%%
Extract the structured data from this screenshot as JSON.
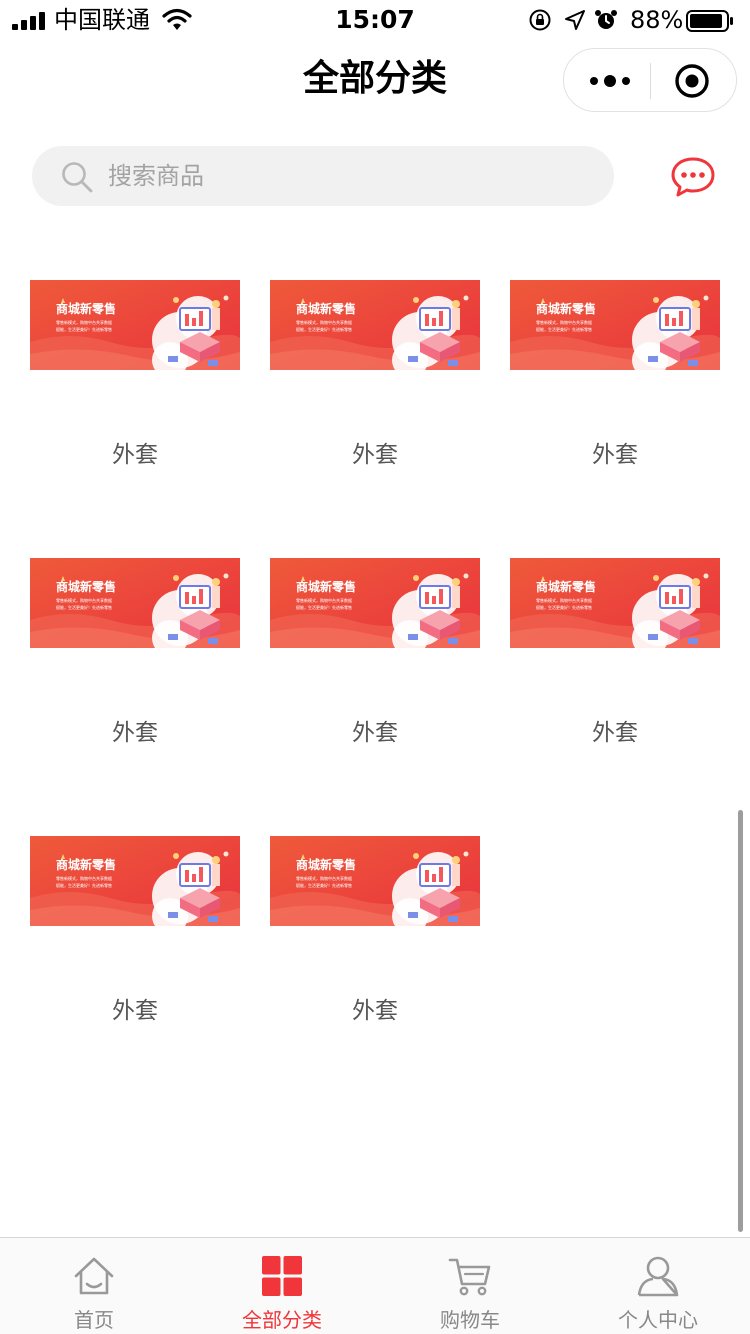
{
  "status_bar": {
    "carrier": "中国联通",
    "time": "15:07",
    "battery": "88%",
    "icons": [
      "signal-icon",
      "wifi-icon",
      "orientation-lock-icon",
      "location-icon",
      "alarm-icon",
      "battery-icon"
    ]
  },
  "nav": {
    "title": "全部分类",
    "capsule_icons": [
      "more-icon",
      "target-icon"
    ]
  },
  "search": {
    "placeholder": "搜索商品",
    "icon": "search-icon",
    "chat_icon": "chat-bubble-icon"
  },
  "banner": {
    "headline": "商城新零售",
    "line1": "零售新模式，购物中台共享数据",
    "line2": "赋能，生活更美好！先进新零售"
  },
  "categories": [
    {
      "label": "外套"
    },
    {
      "label": "外套"
    },
    {
      "label": "外套"
    },
    {
      "label": "外套"
    },
    {
      "label": "外套"
    },
    {
      "label": "外套"
    },
    {
      "label": "外套"
    },
    {
      "label": "外套"
    }
  ],
  "tabbar": {
    "tabs": [
      {
        "label": "首页",
        "icon": "home-icon",
        "active": false
      },
      {
        "label": "全部分类",
        "icon": "grid-icon",
        "active": true
      },
      {
        "label": "购物车",
        "icon": "cart-icon",
        "active": false
      },
      {
        "label": "个人中心",
        "icon": "user-icon",
        "active": false
      }
    ]
  },
  "colors": {
    "accent": "#f0353b",
    "banner": "#ef4b3a"
  }
}
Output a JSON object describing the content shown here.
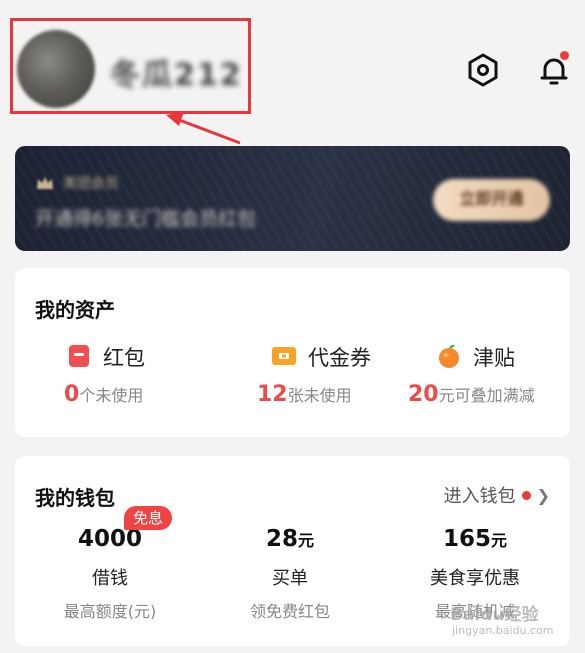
{
  "header": {
    "username": "冬瓜212",
    "icons": {
      "settings": "settings-hexagon-icon",
      "notifications": "bell-icon"
    }
  },
  "banner": {
    "title": "美团会员",
    "subtitle": "开通得6张无门槛会员红包",
    "button_label": "立即开通"
  },
  "assets": {
    "title": "我的资产",
    "items": [
      {
        "name": "红包",
        "count": "0",
        "suffix": "个未使用",
        "icon": "red-packet-icon"
      },
      {
        "name": "代金券",
        "count": "12",
        "suffix": "张未使用",
        "icon": "voucher-icon"
      },
      {
        "name": "津贴",
        "count": "20",
        "suffix": "元可叠加满减",
        "icon": "allowance-orange-icon"
      }
    ]
  },
  "wallet": {
    "title": "我的钱包",
    "link_label": "进入钱包",
    "badge": "免息",
    "items": [
      {
        "amount": "4000",
        "unit": "",
        "label": "借钱",
        "sub": "最高额度(元)"
      },
      {
        "amount": "28",
        "unit": "元",
        "label": "买单",
        "sub": "领免费红包"
      },
      {
        "amount": "165",
        "unit": "元",
        "label": "美食享优惠",
        "sub": "最高随机减"
      }
    ]
  },
  "watermark": {
    "text": "Baidu经验",
    "url": "jingyan.baidu.com"
  },
  "colors": {
    "accent_red": "#ef4a4a",
    "annotation_red": "#e8373b",
    "banner_bg": "#1c2233"
  }
}
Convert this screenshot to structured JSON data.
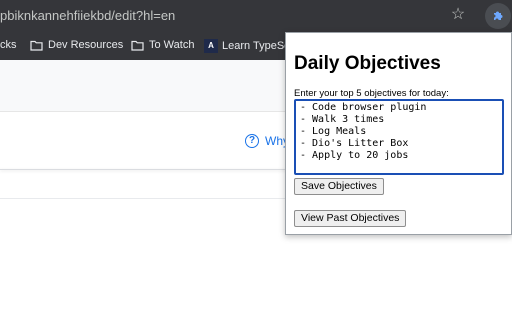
{
  "browser": {
    "url": "pbiknkannehfiiekbd/edit?hl=en",
    "bookmarks": [
      {
        "label": "cks"
      },
      {
        "label": "Dev Resources"
      },
      {
        "label": "To Watch"
      },
      {
        "label": "Learn TypeScr",
        "badge": "A"
      }
    ]
  },
  "page": {
    "help_text": "Why"
  },
  "popup": {
    "title": "Daily Objectives",
    "prompt": "Enter your top 5 objectives for today:",
    "objectives": "- Code browser plugin\n- Walk 3 times\n- Log Meals\n- Dio's Litter Box\n- Apply to 20 jobs",
    "save_label": "Save Objectives",
    "past_label": "View Past Objectives"
  },
  "colors": {
    "chrome": "#35363a",
    "extension_accent": "#1a73e8",
    "textarea_border": "#1a4fb5"
  }
}
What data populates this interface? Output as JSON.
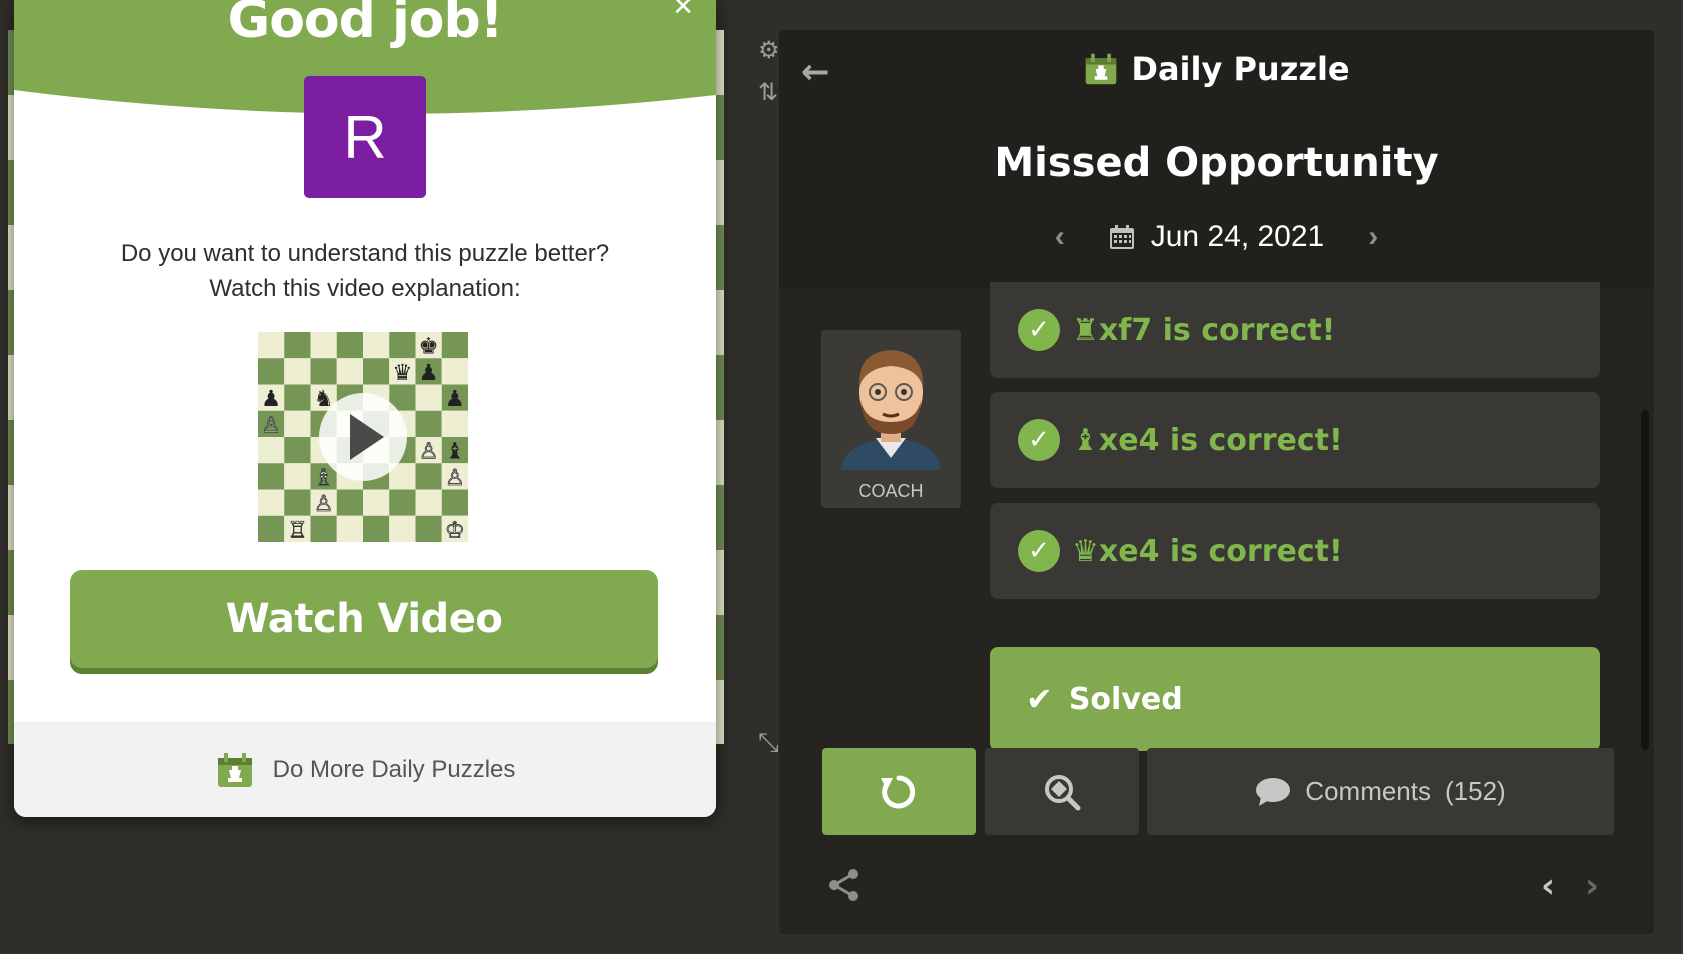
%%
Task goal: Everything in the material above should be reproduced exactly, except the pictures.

Task response:
Extract the structured data from this screenshot as JSON.
{
  "status_bar": {
    "carrier": "中国联通",
    "time": "15:07",
    "battery": "88%",
    "icons": [
      "signal-icon",
      "wifi-icon",
      "orientation-lock-icon",
      "location-icon",
      "alarm-icon",
      "battery-icon"
    ]
  },
  "nav": {
    "title": "全部分类",
    "capsule_icons": [
      "more-icon",
      "target-icon"
    ]
  },
  "search": {
    "placeholder": "搜索商品",
    "icon": "search-icon",
    "chat_icon": "chat-bubble-icon"
  },
  "banner": {
    "headline": "商城新零售",
    "line1": "零售新模式，购物中台共享数据",
    "line2": "赋能，生活更美好！先进新零售"
  },
  "categories": [
    {
      "label": "外套"
    },
    {
      "label": "外套"
    },
    {
      "label": "外套"
    },
    {
      "label": "外套"
    },
    {
      "label": "外套"
    },
    {
      "label": "外套"
    },
    {
      "label": "外套"
    },
    {
      "label": "外套"
    }
  ],
  "tabbar": {
    "tabs": [
      {
        "label": "首页",
        "icon": "home-icon",
        "active": false
      },
      {
        "label": "全部分类",
        "icon": "grid-icon",
        "active": true
      },
      {
        "label": "购物车",
        "icon": "cart-icon",
        "active": false
      },
      {
        "label": "个人中心",
        "icon": "user-icon",
        "active": false
      }
    ]
  },
  "colors": {
    "accent": "#f0353b",
    "banner": "#ef4b3a"
  }
}
Output a JSON object describing the content shown here.
{
  "header": {
    "username": "冬瓜212",
    "icons": {
      "settings": "settings-hexagon-icon",
      "notifications": "bell-icon"
    }
  },
  "banner": {
    "title": "美团会员",
    "subtitle": "开通得6张无门槛会员红包",
    "button_label": "立即开通"
  },
  "assets": {
    "title": "我的资产",
    "items": [
      {
        "name": "红包",
        "count": "0",
        "suffix": "个未使用",
        "icon": "red-packet-icon"
      },
      {
        "name": "代金券",
        "count": "12",
        "suffix": "张未使用",
        "icon": "voucher-icon"
      },
      {
        "name": "津贴",
        "count": "20",
        "suffix": "元可叠加满减",
        "icon": "allowance-orange-icon"
      }
    ]
  },
  "wallet": {
    "title": "我的钱包",
    "link_label": "进入钱包",
    "badge": "免息",
    "items": [
      {
        "amount": "4000",
        "unit": "",
        "label": "借钱",
        "sub": "最高额度(元)"
      },
      {
        "amount": "28",
        "unit": "元",
        "label": "买单",
        "sub": "领免费红包"
      },
      {
        "amount": "165",
        "unit": "元",
        "label": "美食享优惠",
        "sub": "最高随机减"
      }
    ]
  },
  "watermark": {
    "text": "Baidu经验",
    "url": "jingyan.baidu.com"
  },
  "colors": {
    "accent_red": "#ef4a4a",
    "annotation_red": "#e8373b",
    "banner_bg": "#1c2233"
  }
}
Convert this screenshot to structured JSON data.
{
  "browser": {
    "url": "pbiknkannehfiiekbd/edit?hl=en",
    "bookmarks": [
      {
        "label": "cks"
      },
      {
        "label": "Dev Resources"
      },
      {
        "label": "To Watch"
      },
      {
        "label": "Learn TypeScr",
        "badge": "A"
      }
    ]
  },
  "page": {
    "help_text": "Why"
  },
  "popup": {
    "title": "Daily Objectives",
    "prompt": "Enter your top 5 objectives for today:",
    "objectives": "- Code browser plugin\n- Walk 3 times\n- Log Meals\n- Dio's Litter Box\n- Apply to 20 jobs",
    "save_label": "Save Objectives",
    "past_label": "View Past Objectives"
  },
  "colors": {
    "chrome": "#35363a",
    "extension_accent": "#1a73e8",
    "textarea_border": "#1a4fb5"
  }
}
What data populates this interface? Output as JSON.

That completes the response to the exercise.